The new Spanish leftist party Podemos takes great inspiration from the victory of Syriza in Greece. As NPR reports:
Much of Europe is watching Greece closely after an anti-austerity party won elections there last weekend. And Spaniards are paying particular attention because Greece may be influential. A similar new political party–left-wing, anti-establishment–has formed in Spain over the past year. And polls show that it could win power in elections this fall.
If Podemos is elected, Spaniards may be disappointed in the results. Consider the cognitive dissonance here:
Many Spaniards are … frustrated that while the economy here is growing, unemployment still tops 23 percent and double that for youth. Polls show voters are switching to Podemos. It promises to raise the minimum wage, hike taxes on the rich and re-evaluate whether Spain should pay its debts.
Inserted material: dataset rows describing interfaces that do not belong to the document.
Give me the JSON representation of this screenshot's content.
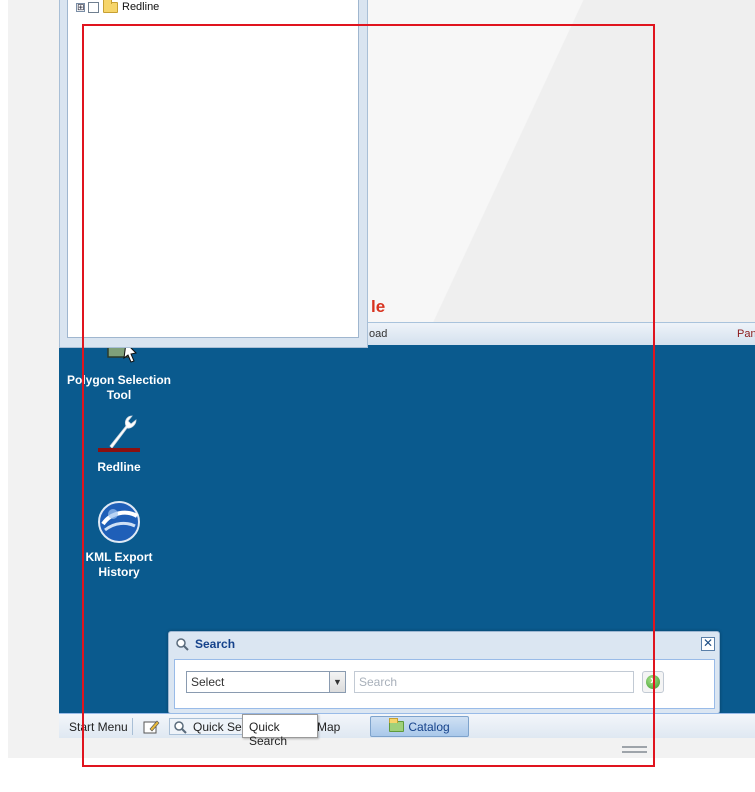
{
  "layer_tree": {
    "items": [
      {
        "label": "Redline",
        "expander": "⊞"
      }
    ]
  },
  "map_header": {
    "title_fragment": "le",
    "left_text": "oad",
    "right_text": "Pan"
  },
  "desktop_icons": [
    {
      "label": "Polygon Selection Tool",
      "icon": "polygon-selection-icon"
    },
    {
      "label": "Redline",
      "icon": "wrench-icon"
    },
    {
      "label": "KML Export History",
      "icon": "google-earth-icon"
    }
  ],
  "search_window": {
    "title": "Search",
    "close_glyph": "✕",
    "select_value": "Select",
    "search_placeholder": "Search"
  },
  "taskbar": {
    "start_menu": "Start Menu",
    "quick_search": "Quick Sear",
    "map": "Map",
    "catalog": "Catalog"
  },
  "tooltip": {
    "text": "Quick Search"
  },
  "colors": {
    "desktop": "#0a5a8e",
    "accent_red": "#e0141e",
    "window_title": "#15428b"
  }
}
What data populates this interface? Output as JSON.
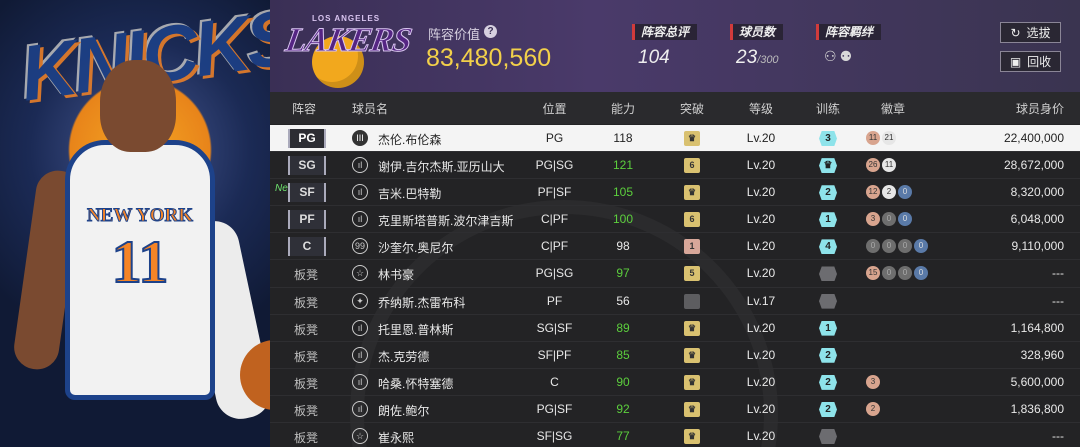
{
  "header": {
    "team_logo_word": "LAKERS",
    "team_logo_city": "LOS ANGELES",
    "value_label": "阵容价值",
    "value": "83,480,560",
    "stats": [
      {
        "label": "阵容总评",
        "value": "104"
      },
      {
        "label": "球员数",
        "value": "23",
        "suffix": "/300"
      },
      {
        "label": "阵容羁绊"
      }
    ],
    "buttons": {
      "select": "选拔",
      "recycle": "回收"
    }
  },
  "player_art": {
    "jersey_text": "NEW YORK",
    "jersey_number": "11",
    "logo_word": "KNICKS"
  },
  "table": {
    "headers": {
      "lineup": "阵容",
      "name": "球员名",
      "position": "位置",
      "ability": "能力",
      "breakthrough": "突破",
      "level": "等级",
      "training": "训练",
      "badges": "徽章",
      "value": "球员身价"
    },
    "rows": [
      {
        "slot": "PG",
        "starter": true,
        "selected": true,
        "icon": "III",
        "name": "杰伦.布伦森",
        "pos": "PG",
        "ability": "118",
        "ability_color": "white",
        "brk": {
          "type": "gold",
          "text": "♛"
        },
        "level": "Lv.20",
        "training": {
          "type": "cyan",
          "text": "3"
        },
        "badges": [
          {
            "t": "11",
            "c": "br"
          },
          {
            "t": "21",
            "c": "si"
          }
        ],
        "value": "22,400,000"
      },
      {
        "slot": "SG",
        "starter": true,
        "icon": "ıl",
        "name": "谢伊.吉尔杰斯.亚历山大",
        "pos": "PG|SG",
        "ability": "121",
        "ability_color": "green",
        "brk": {
          "type": "gold",
          "text": "6"
        },
        "level": "Lv.20",
        "training": {
          "type": "cyan",
          "text": "♛"
        },
        "badges": [
          {
            "t": "26",
            "c": "br"
          },
          {
            "t": "11",
            "c": "si"
          }
        ],
        "value": "28,672,000"
      },
      {
        "slot": "SF",
        "starter": true,
        "new": "New",
        "icon": "ıl",
        "name": "吉米.巴特勒",
        "pos": "PF|SF",
        "ability": "105",
        "ability_color": "green",
        "brk": {
          "type": "gold",
          "text": "♛"
        },
        "level": "Lv.20",
        "training": {
          "type": "cyan",
          "text": "2"
        },
        "badges": [
          {
            "t": "12",
            "c": "br"
          },
          {
            "t": "2",
            "c": "si"
          },
          {
            "t": "0",
            "c": "bl"
          }
        ],
        "value": "8,320,000"
      },
      {
        "slot": "PF",
        "starter": true,
        "icon": "ıl",
        "name": "克里斯塔普斯.波尔津吉斯",
        "pos": "C|PF",
        "ability": "100",
        "ability_color": "green",
        "brk": {
          "type": "gold",
          "text": "6"
        },
        "level": "Lv.20",
        "training": {
          "type": "cyan",
          "text": "1"
        },
        "badges": [
          {
            "t": "3",
            "c": "br"
          },
          {
            "t": "0",
            "c": "gr"
          },
          {
            "t": "0",
            "c": "bl"
          }
        ],
        "value": "6,048,000"
      },
      {
        "slot": "C",
        "starter": true,
        "icon": "99",
        "name": "沙奎尔.奥尼尔",
        "pos": "C|PF",
        "ability": "98",
        "ability_color": "white",
        "brk": {
          "type": "pink",
          "text": "1"
        },
        "level": "Lv.20",
        "training": {
          "type": "cyan",
          "text": "4"
        },
        "badges": [
          {
            "t": "0",
            "c": "gr"
          },
          {
            "t": "0",
            "c": "gr"
          },
          {
            "t": "0",
            "c": "gr"
          },
          {
            "t": "0",
            "c": "bl"
          }
        ],
        "value": "9,110,000"
      },
      {
        "slot": "板凳",
        "starter": false,
        "icon": "☆",
        "name": "林书豪",
        "pos": "PG|SG",
        "ability": "97",
        "ability_color": "green",
        "brk": {
          "type": "gold",
          "text": "5"
        },
        "level": "Lv.20",
        "training": {
          "type": "gray",
          "text": ""
        },
        "badges": [
          {
            "t": "15",
            "c": "br"
          },
          {
            "t": "0",
            "c": "gr"
          },
          {
            "t": "0",
            "c": "gr"
          },
          {
            "t": "0",
            "c": "bl"
          }
        ],
        "value": "---"
      },
      {
        "slot": "板凳",
        "starter": false,
        "icon": "✦",
        "name": "乔纳斯.杰雷布科",
        "pos": "PF",
        "ability": "56",
        "ability_color": "white",
        "brk": {
          "type": "gray",
          "text": ""
        },
        "level": "Lv.17",
        "training": {
          "type": "gray",
          "text": ""
        },
        "badges": [],
        "value": "---"
      },
      {
        "slot": "板凳",
        "starter": false,
        "icon": "ıl",
        "name": "托里恩.普林斯",
        "pos": "SG|SF",
        "ability": "89",
        "ability_color": "green",
        "brk": {
          "type": "gold",
          "text": "♛"
        },
        "level": "Lv.20",
        "training": {
          "type": "cyan",
          "text": "1"
        },
        "badges": [],
        "value": "1,164,800"
      },
      {
        "slot": "板凳",
        "starter": false,
        "icon": "ıl",
        "name": "杰.克劳德",
        "pos": "SF|PF",
        "ability": "85",
        "ability_color": "green",
        "brk": {
          "type": "gold",
          "text": "♛"
        },
        "level": "Lv.20",
        "training": {
          "type": "cyan",
          "text": "2"
        },
        "badges": [],
        "value": "328,960"
      },
      {
        "slot": "板凳",
        "starter": false,
        "icon": "ıl",
        "name": "哈桑.怀特塞德",
        "pos": "C",
        "ability": "90",
        "ability_color": "green",
        "brk": {
          "type": "gold",
          "text": "♛"
        },
        "level": "Lv.20",
        "training": {
          "type": "cyan",
          "text": "2"
        },
        "badges": [
          {
            "t": "3",
            "c": "br"
          }
        ],
        "value": "5,600,000"
      },
      {
        "slot": "板凳",
        "starter": false,
        "icon": "ıl",
        "name": "朗佐.鲍尔",
        "pos": "PG|SF",
        "ability": "92",
        "ability_color": "green",
        "brk": {
          "type": "gold",
          "text": "♛"
        },
        "level": "Lv.20",
        "training": {
          "type": "cyan",
          "text": "2"
        },
        "badges": [
          {
            "t": "2",
            "c": "br"
          }
        ],
        "value": "1,836,800"
      },
      {
        "slot": "板凳",
        "starter": false,
        "icon": "☆",
        "name": "崔永熙",
        "pos": "SF|SG",
        "ability": "77",
        "ability_color": "green",
        "brk": {
          "type": "gold",
          "text": "♛"
        },
        "level": "Lv.20",
        "training": {
          "type": "gray",
          "text": ""
        },
        "badges": [],
        "value": "---"
      }
    ]
  }
}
Making it more expensive to hire workers and reducing the return on investment don’t seem like policies designed to deal with Spain’s appalling unemployment problem. Europe has had higher unemployment than the United States for most of the past two decades. In 2004, economist William B. Conerly suggested some reasons for that: longer and more generous unemployment benefits, reducing the incentive to find a job; inflexible wages; and job protections that make businesses reluctant to hire workers whom they won’t be able to let go. The economist Mark Perry reports that the unemployment rate in European countries with a minimum wage is twice as high as in countries with no minimum wage. And minimum wage laws certainly seem to reduce youth employment.